C. Another Major Target of Calcium — PKC

D. Section Summary — Mechanisms for Generating Persisting Signals in Long-Term Potentiation and Memory

II. Targets of the Persisting Signals

A. AMPA Receptors in E-LTP

B. Direct Phosphorylation of the AMPA Receptor

C. Regulation of Steady-State Levels of AMPA Receptors

D. Silent Synapses

E. Pre-Synaptic Changes — Increased Release

F. Post-Synaptic Changes in Excitability?

III. Dendritic Protein Synthesis

IV. An Overview of the Role of Protein Synthesis in Memory

V. Summary

Further Reading

Journal Club Articles


10. Molecular Genetic Mechanisms for Long-Term Information Storage at the Cellular Level

I. Introduction 237

II. Altered Gene Expression in Late-Long-Term Potentiation and Long-Term Memory

III. Signaling Mechanisms

A. A Core Signal Transduction Cascade Linking Calcium to the Transcription Factor CREB

B. Modulatory Influences that Impinge on this Cascade

C. Additional Transcription Factors besides CREB that are Involved in Memory Formation

D. Gene Targets in Late-Long-Term Potentiation

E. mRNA Targeting and Transport

F. Effects of the Gene Products on Synaptic Structure

IV. Experience-Dependent Epigenetic Modifi cations in the Central Nervous System

A. What is Epigenetics?

B. What are Epigenetic Marks and What do they do?

C. Epigenetic Tagging of Histones

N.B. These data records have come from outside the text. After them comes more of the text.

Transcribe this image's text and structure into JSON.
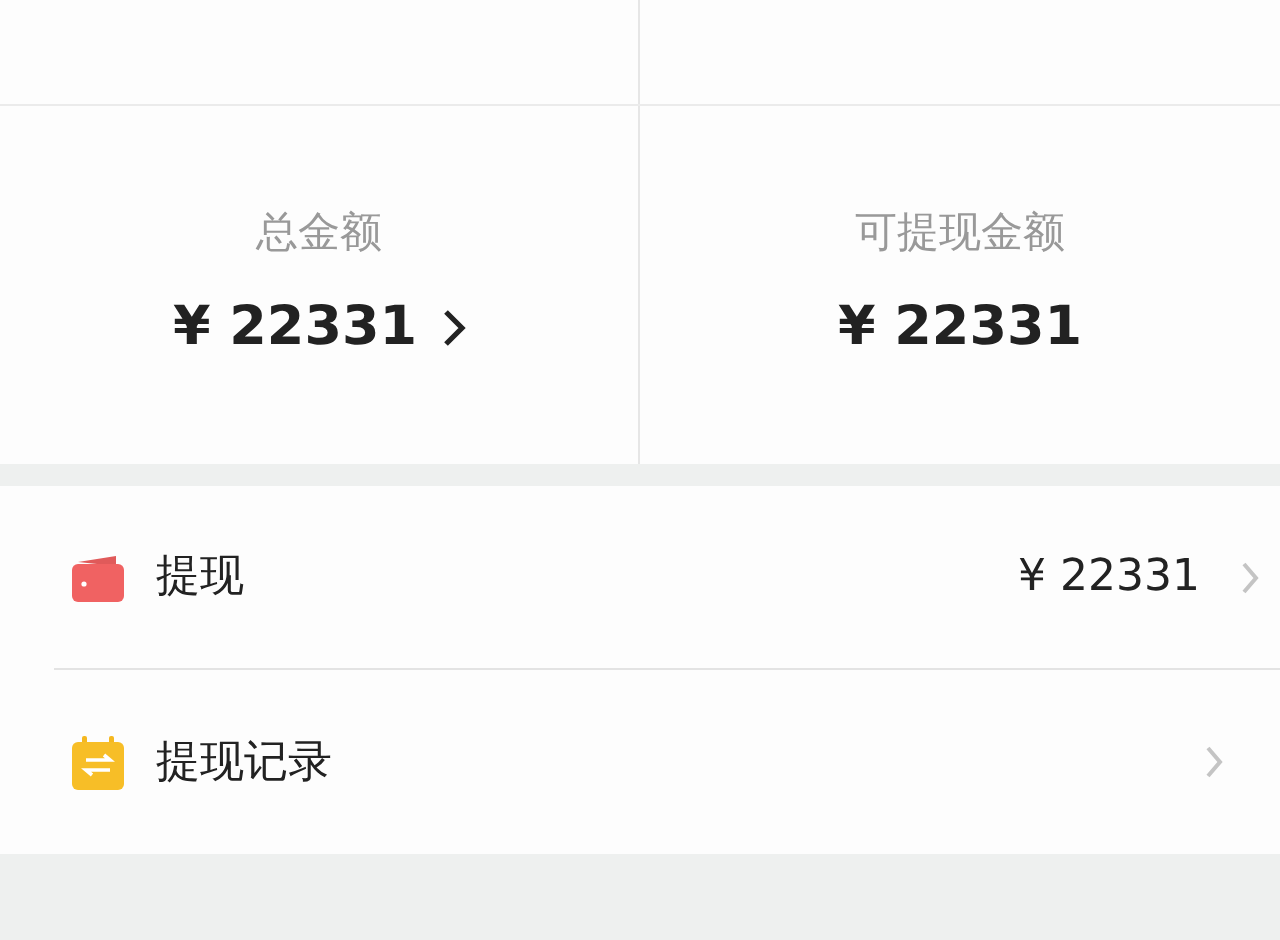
{
  "summary": [
    {
      "label": "总金额",
      "amount": "¥ 22331",
      "link": true
    },
    {
      "label": "可提现金额",
      "amount": "¥ 22331",
      "link": false
    }
  ],
  "menu": [
    {
      "kind": "wallet",
      "label": "提现",
      "value": "¥ 22331"
    },
    {
      "kind": "record",
      "label": "提现记录"
    }
  ]
}
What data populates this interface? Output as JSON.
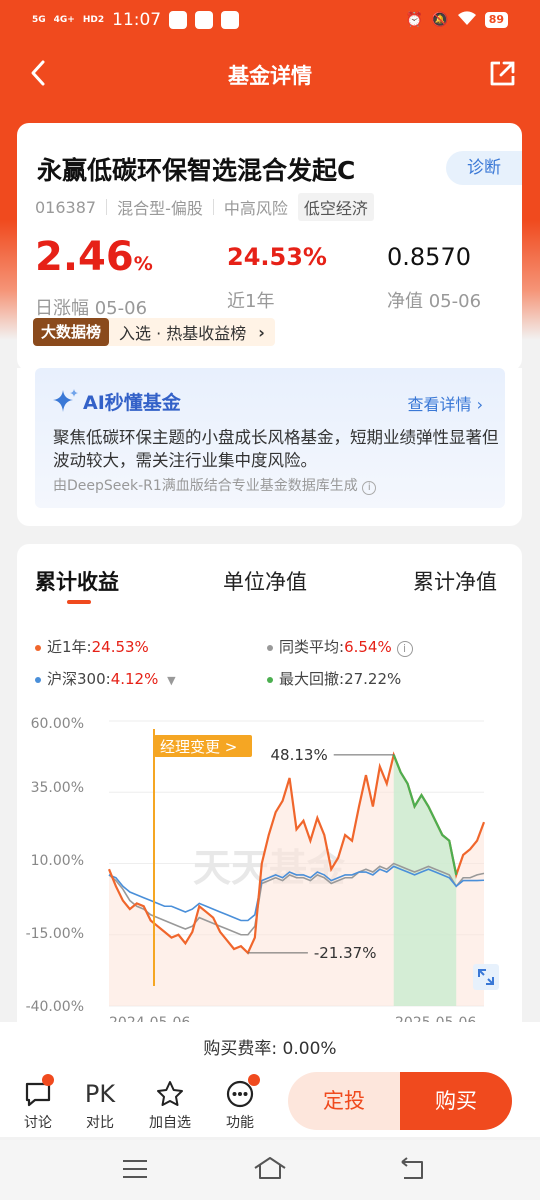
{
  "status_bar": {
    "time": "11:07",
    "sig1": "5G",
    "sig2": "4G+",
    "hd": "HD2",
    "battery": "89"
  },
  "nav": {
    "title": "基金详情"
  },
  "fund": {
    "name": "永赢低碳环保智选混合发起C",
    "diagnose": "诊断",
    "code": "016387",
    "type": "混合型-偏股",
    "risk": "中高风险",
    "theme": "低空经济",
    "daily_value": "2.46",
    "daily_unit": "%",
    "daily_label": "日涨幅 05-06",
    "year_value": "24.53%",
    "year_label": "近1年",
    "nav_value": "0.8570",
    "nav_label": "净值 05-06",
    "rank_badge": "大数据榜",
    "rank_text": "入选 · 热基收益榜"
  },
  "ai": {
    "title": "AI秒懂基金",
    "more": "查看详情",
    "desc": "聚焦低碳环保主题的小盘成长风格基金，短期业绩弹性显著但波动较大，需关注行业集中度风险。",
    "foot": "由DeepSeek-R1满血版结合专业基金数据库生成"
  },
  "chart_tabs": [
    "累计收益",
    "单位净值",
    "累计净值"
  ],
  "legend": {
    "fund_label": "近1年:",
    "fund_value": "24.53%",
    "peer_label": "同类平均:",
    "peer_value": "6.54%",
    "index_label": "沪深300:",
    "index_value": "4.12%",
    "dd_label": "最大回撤:",
    "dd_value": "27.22%"
  },
  "colors": {
    "accent": "#f04a1e",
    "fund": "#f0662c",
    "peer": "#999999",
    "index": "#4a8fd9",
    "drawdown": "#4caf50"
  },
  "chart_data": {
    "type": "line",
    "ylim": [
      -40,
      60
    ],
    "y_ticks": [
      "60.00%",
      "35.00%",
      "10.00%",
      "-15.00%",
      "-40.00%"
    ],
    "x_labels": [
      "2024-05-06",
      "2025-05-06"
    ],
    "watermark": "天天基金",
    "manager_change_label": "经理变更 >",
    "max_label": "48.13%",
    "min_label": "-21.37%",
    "series": [
      {
        "name": "近1年",
        "values": [
          8,
          2,
          -3,
          -6,
          -4,
          -5,
          -10,
          -12,
          -14,
          -16,
          -15,
          -18,
          -14,
          -5,
          -7,
          -9,
          -14,
          -17,
          -20,
          -19,
          -21.37,
          -16,
          10,
          20,
          28,
          32,
          40,
          22,
          25,
          18,
          26,
          20,
          8,
          12,
          20,
          18,
          30,
          41,
          30,
          44,
          38,
          48.13,
          42,
          38,
          30,
          34,
          30,
          25,
          20,
          18,
          6,
          13,
          15,
          18,
          24.53
        ]
      },
      {
        "name": "同类平均",
        "values": [
          6,
          4,
          1,
          -3,
          -5,
          -6,
          -8,
          -9,
          -10,
          -11,
          -12,
          -13,
          -12,
          -9,
          -10,
          -11,
          -12,
          -13,
          -14,
          -15,
          -15,
          -12,
          3,
          4,
          5,
          4,
          6,
          5,
          5,
          4,
          6,
          5,
          3,
          4,
          5,
          5,
          7,
          8,
          7,
          9,
          8,
          10,
          9,
          8,
          7,
          8,
          9,
          8,
          7,
          6,
          2,
          5,
          5,
          6,
          6.54
        ]
      },
      {
        "name": "沪深300",
        "values": [
          6,
          5,
          2,
          0,
          -1,
          -2,
          -3,
          -4,
          -5,
          -5,
          -6,
          -7,
          -6,
          -4,
          -5,
          -6,
          -7,
          -8,
          -9,
          -10,
          -10,
          -8,
          4,
          5,
          6,
          5,
          7,
          6,
          6,
          5,
          7,
          6,
          4,
          5,
          6,
          6,
          7,
          7,
          6,
          8,
          7,
          9,
          8,
          7,
          6,
          7,
          8,
          7,
          6,
          5,
          2,
          4,
          4,
          4,
          4.12
        ]
      }
    ]
  },
  "bottom": {
    "fee_label": "购买费率: 0.00%",
    "items": [
      "讨论",
      "对比",
      "加自选",
      "功能"
    ],
    "pk": "PK",
    "btn_invest": "定投",
    "btn_buy": "购买"
  }
}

D. Signaling Systems that Control Histone Modifications

E. Epigenetic Mechanisms in Learning and Memory

F. Environmental Enrichment and Recovery of Lost Memories

G. Section Summary

V. Neurogenesis in the Adult Central Nervous System

VI. Summary

Further Reading

Journal Club Articles


11. Inherited Disorders of Human Memory — Mental Retardation Syndromes

I. Neurofi bromatosis, Coffi n-Lowry Syndrome, and the ras/ERK Cascade

II. Angelman Syndrome

III. Fragile X Syndromes

A. Fragile X Mental Retardation Syndrome Type 1

B. Fragile X Mental Retardation Type 2

IV. Summary

Further Reading

Journal Club Articles


12. Aging-Related Memory Disorders — Alzheimer’s Disease

I. Aging-Related Memory Decline

A. Mild Cognitive Impairment

B. Age-Related Dementias

II . What is Alzheimer’s Disease?

A. Stages of Alzheimer’s Disease

B. Pathological Hallmarks of Alzheimer’s Disease

C. A ß 42 as the Cause of Alzheimer’s Disease

III. Genes — Familial and Late-Onset Alzheimer’s Disease

A. APP Mutations

B. Presenilin Mutations

C. ApoE4 Alleles in Alzheimer’s Disease

IV. Apolipoprotein E in the Nervous System

V. Mouse Models for Alzheimer’s Disease

A. The Tg2576 Mouse

VI. Summary

Further Reading

Journal Club Articles



I. Introduction

II. Introduction to Hypothesis Testing

A. Theories

B. Models

C. Hypotheses

III. The Four Basic Types of Experiments

IV. An Example of a Hypothesis and How to Test it

A. Some Real-life Examples of Hypothesis Testing

V. Some Additional Terminology of Hypothesis Testing

A. Hypothesis Versus Prediction

B. Accuracy, Precision, and Reproducibility

C. Type I and Type II Errors

VI. Summary



Free Shipping
Shop with Confidence

Free Shipping around the world
▪ Broad range of products
▪ 30 days return policy

Contact Us